Were his ideas those of al-Qaeda? "The same ideas," he said. "When there is an oppressive regime. If there's an oppressive regime, we, like all people in the world, we fight oppression."
After the Luxor massacre, Taha split with a faction in al-Gamaa which declared a ceasefire; the group now appears united and Taha, back in the southern home region where he helped found the movement in the 1970s, seems to command respect from leaders of the political party it set up in 2011 to contest elections.
The Building and Development Party won 13 of 508 seats in the lower house of Parliament, allied with the Brotherhood.
A senior party official in Luxor, Hussein Ahmed Shmeet, echoed the concerns of Taha and other al-Gamaa leaders that it was ready to use force if had to protect Morsi: "If the nation is being destroyed, we must defend ourselves and protect the legitimate president and the state institutions," he said.
"If the army and police cannot protect state institutions and we see violence, the representatives of the Islamic groups must take to the streets to protect the state institutions," Shmeet said, adding for emphasis: "We are very organised."
Opponents worry that Egypt's Islamists also intend to keep power by force, even if voters turn against them. Shmeet insisted, however, that the movement has embraced democracy.
Moderation towards demonstrators
Al-Gamaa's numbers are unclear but its claims to be able to mobilise "popular committees" to fix problems locally were corroborated by Brotherhood officials, who said Morsi's choice for governor was prompted by its success in using local tribal and family structures to bring order where it once sowed chaos.
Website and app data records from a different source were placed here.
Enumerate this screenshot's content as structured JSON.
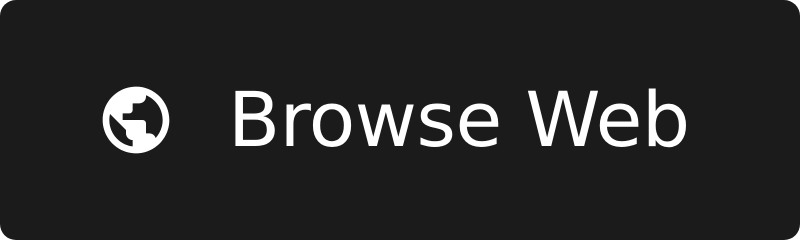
{
  "button": {
    "label": "Browse Web",
    "icon": "globe-icon",
    "background_color": "#1b1b1b",
    "text_color": "#ffffff"
  }
}
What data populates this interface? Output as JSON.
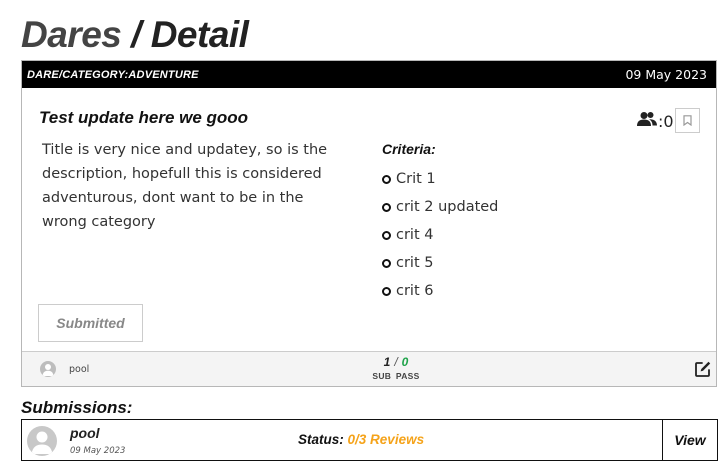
{
  "page": {
    "title_part1": "Dares",
    "title_sep": " / ",
    "title_part2": "Detail"
  },
  "card": {
    "category": "DARE/CATEGORY:ADVENTURE",
    "date": "09 May 2023",
    "title": "Test update here we gooo",
    "description": "Title is very nice and updatey, so is the description, hopefull this is considered adventurous, dont want to be in the wrong category",
    "criteria_heading": "Criteria:",
    "criteria": [
      "Crit 1",
      "crit 2 updated",
      "crit 4",
      "crit 5",
      "crit 6"
    ],
    "follower_count": ":0",
    "submitted_label": "Submitted",
    "footer": {
      "username": "pool",
      "sub_count": "1",
      "slash": "/",
      "pass_count": "0",
      "sub_label": "SUB",
      "pass_label": "PASS"
    }
  },
  "submissions": {
    "heading": "Submissions:",
    "items": [
      {
        "username": "pool",
        "date": "09 May 2023",
        "status_label": "Status:",
        "status_value": "0/3 Reviews",
        "view_label": "View"
      }
    ]
  },
  "colors": {
    "pass_green": "#1fa34a",
    "reviews_orange": "#f5a31a",
    "header_black": "#000000"
  },
  "icons": {
    "followers": "users-icon",
    "bookmark": "bookmark-icon",
    "edit": "edit-icon",
    "avatar": "user-avatar-icon"
  }
}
"Al-Gamaa al-Islamiya members in Luxor were born here," said local Building and Development Party leader Mohamed Bakry. "They know everyone in Luxor, they're cousins, friends, neighbours – our relations are very strong and so we can solve problems."
What the party did not do was force its new governor through the picket lines of angry tour guides and restaurateurs who set up barricades round the local administration building last week and painted the gate with a sign: "No entry for terrorists."
Its moderation toward the demonstrators, Bakry said, should reassure those who doubt it had put its militant past behind it.
"Everything the media are saying is not true," he said of alarmist headlines about Morsi's choice of "terrorist governor".
"Today is proof of that," he said. "Because if we had wanted to, we could have done something … We were capable of it."
Fear and hostility
Such veiled references to al-Gamaa's strength do little to appease the many of Luxor's half million people who depend on foreigners coming to see its 3 500-year-old temples and tombs.
"Religion and violence is all they know," said Walid Nowendi of the liberal opposition Dustour Party as protesters burned tyres to form a barrier to the governor's office.
Across the Nile, sweeping the same green swath through the desert that has nourished Egyptian civilisation for millennia, the temple of Queen Hatshepsut stands as forlorn in the sunshine as it did in the months after it witnessed the horror of six gunmen methodically shooting down 62 people in November 1997.
A lone tour bus and a handful of minivans sat under a baking sun in the parking lot. "You should have seen how crowded this place was before the revolution," said Ahmed Hageb (24), who works in the cafeteria. "For two years, we've suffered as we did after the 1997 attack … This is because of the Brotherhood."
Morsi, in a newspaper interview, assured Egyptians economic problems were being addressed and, defending his choice of Luxor governor, insisted there was nothing to fear from al-Gamaa – its party, he said, "operates within the rule of law". – Reuters